» Task description:
Write out each record below exactly, but not the pictures.

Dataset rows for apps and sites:

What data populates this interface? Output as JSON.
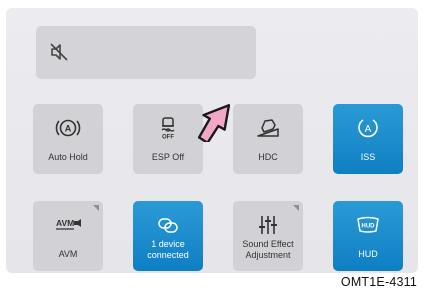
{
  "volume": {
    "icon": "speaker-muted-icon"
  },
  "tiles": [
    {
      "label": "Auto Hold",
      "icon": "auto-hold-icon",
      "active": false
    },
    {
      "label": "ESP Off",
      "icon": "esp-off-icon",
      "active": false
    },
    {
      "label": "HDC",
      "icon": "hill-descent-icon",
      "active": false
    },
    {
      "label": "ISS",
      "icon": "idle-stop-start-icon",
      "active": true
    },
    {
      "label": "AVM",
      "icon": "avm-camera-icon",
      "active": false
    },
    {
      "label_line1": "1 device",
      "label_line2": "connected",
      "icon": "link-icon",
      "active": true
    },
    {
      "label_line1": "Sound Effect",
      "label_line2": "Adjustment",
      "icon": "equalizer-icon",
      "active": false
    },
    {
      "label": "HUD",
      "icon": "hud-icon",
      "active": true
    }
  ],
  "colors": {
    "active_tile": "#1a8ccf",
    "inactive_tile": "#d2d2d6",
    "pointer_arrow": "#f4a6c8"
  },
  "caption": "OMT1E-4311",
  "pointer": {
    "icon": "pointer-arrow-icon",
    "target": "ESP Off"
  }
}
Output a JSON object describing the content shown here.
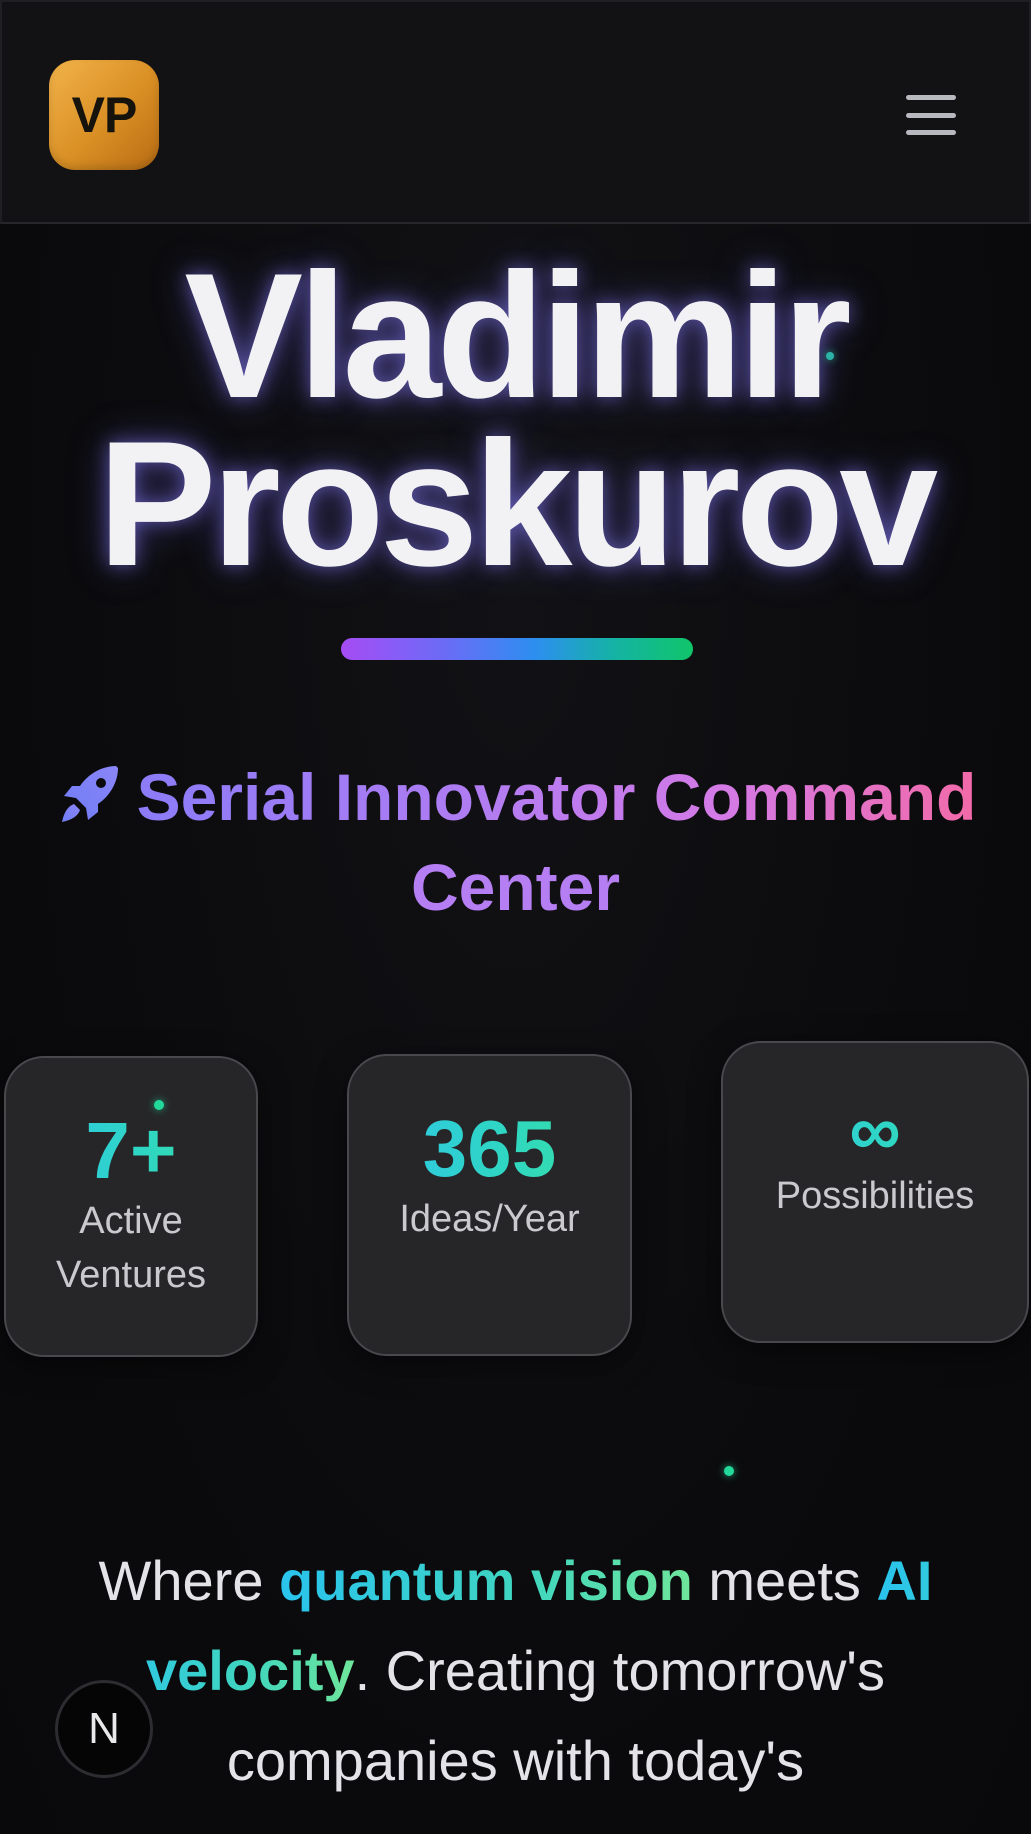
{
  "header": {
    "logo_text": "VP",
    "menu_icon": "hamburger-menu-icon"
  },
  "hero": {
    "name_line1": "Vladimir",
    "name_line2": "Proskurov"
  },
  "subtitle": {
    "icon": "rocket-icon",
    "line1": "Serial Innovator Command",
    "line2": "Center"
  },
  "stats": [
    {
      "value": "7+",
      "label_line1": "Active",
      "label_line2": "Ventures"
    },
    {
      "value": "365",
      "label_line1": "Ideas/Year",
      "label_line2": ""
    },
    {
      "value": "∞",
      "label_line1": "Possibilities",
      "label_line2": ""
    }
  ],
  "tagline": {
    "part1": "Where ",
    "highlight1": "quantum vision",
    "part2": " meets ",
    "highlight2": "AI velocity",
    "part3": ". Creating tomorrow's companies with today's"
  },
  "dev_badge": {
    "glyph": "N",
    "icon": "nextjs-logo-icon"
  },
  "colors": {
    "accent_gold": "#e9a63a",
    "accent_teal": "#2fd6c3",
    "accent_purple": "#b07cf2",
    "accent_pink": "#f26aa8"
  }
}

» Written answer:
What data populates this interface? Output as JSON.
{
  "volume": {
    "icon": "speaker-muted-icon"
  },
  "tiles": [
    {
      "label": "Auto Hold",
      "icon": "auto-hold-icon",
      "active": false
    },
    {
      "label": "ESP Off",
      "icon": "esp-off-icon",
      "active": false
    },
    {
      "label": "HDC",
      "icon": "hill-descent-icon",
      "active": false
    },
    {
      "label": "ISS",
      "icon": "idle-stop-start-icon",
      "active": true
    },
    {
      "label": "AVM",
      "icon": "avm-camera-icon",
      "active": false
    },
    {
      "label_line1": "1 device",
      "label_line2": "connected",
      "icon": "link-icon",
      "active": true
    },
    {
      "label_line1": "Sound Effect",
      "label_line2": "Adjustment",
      "icon": "equalizer-icon",
      "active": false
    },
    {
      "label": "HUD",
      "icon": "hud-icon",
      "active": true
    }
  ],
  "colors": {
    "active_tile": "#1a8ccf",
    "inactive_tile": "#d2d2d6",
    "pointer_arrow": "#f4a6c8"
  },
  "caption": "OMT1E-4311",
  "pointer": {
    "icon": "pointer-arrow-icon",
    "target": "ESP Off"
  }
}
Output a JSON object describing the content shown here.
{
  "header": {
    "logo_text": "VP",
    "menu_icon": "hamburger-menu-icon"
  },
  "hero": {
    "name_line1": "Vladimir",
    "name_line2": "Proskurov"
  },
  "subtitle": {
    "icon": "rocket-icon",
    "line1": "Serial Innovator Command",
    "line2": "Center"
  },
  "stats": [
    {
      "value": "7+",
      "label_line1": "Active",
      "label_line2": "Ventures"
    },
    {
      "value": "365",
      "label_line1": "Ideas/Year",
      "label_line2": ""
    },
    {
      "value": "∞",
      "label_line1": "Possibilities",
      "label_line2": ""
    }
  ],
  "tagline": {
    "part1": "Where ",
    "highlight1": "quantum vision",
    "part2": " meets ",
    "highlight2": "AI velocity",
    "part3": ". Creating tomorrow's companies with today's"
  },
  "dev_badge": {
    "glyph": "N",
    "icon": "nextjs-logo-icon"
  },
  "colors": {
    "accent_gold": "#e9a63a",
    "accent_teal": "#2fd6c3",
    "accent_purple": "#b07cf2",
    "accent_pink": "#f26aa8"
  }
}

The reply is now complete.